Thirty volunteer anaesthetists each performed endotracheal intubation on an adult manikin in an unanticipated difficult airway scenario,using four different techniques in a random order. The four techniques were: (A) blind endotracheal intubation via a classic Laryngeal Mask Airway (cLMA) (B) endotracheal intubation over an Aintree Intubation Catheter (AIC) inserted blindly via a cLMA (C) endotracheal intubation over an AIC inserted using a fibreoptic scope (FOS) via a cLMA (D) blind endotracheal intubation via an intubating LMA (iLMA). We recorded success or failure of each technique and length of time taken to successfully achieve placement of a cuffed endotracheal tube (ETT). We also recorded the preferred technique for each volunteer and collected feedback comments. Endotracheal intubation was achieved by 47% of anaesthetists using technique A, 53% using technique B, and 100% using techniques C and D. The times to successful intubation for the four techniques were significantly different. When successful, technique A was significantly faster than techniques B, C and D by 23, 64 and 42 seconds respectively. Technique B was also significantly faster than techniques C and D by 41 and 19 seconds respectively, whilst technique D was faster than technique C by an average of 22 seconds. We conclude that techniques C and D were comparable in terms of time required and were the only reliable methods of achieving intubation. Technique C (cLMA followed by AIC mounted over FOS) was the preferred option of almost two thirds of the anaesthetists who participated in the study.
|Translated title of the contribution||A comparison of four techniques for the management of unanticipated difficult intubation performed on a high fidelity adult manikin|
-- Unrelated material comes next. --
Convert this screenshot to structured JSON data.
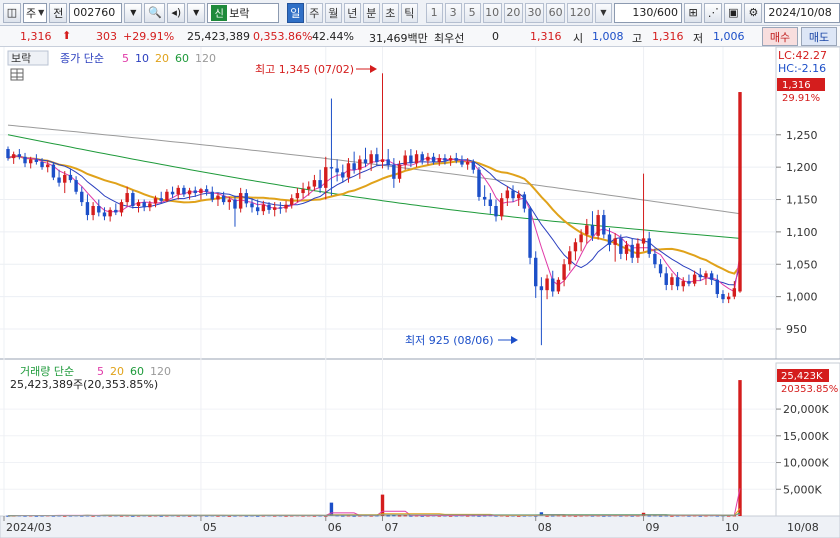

|Pages (from-to)||31 - 37|
|Number of pages||7|
|Journal||Anaesthesia Points West|
|Publication status||Published - Oct 2010|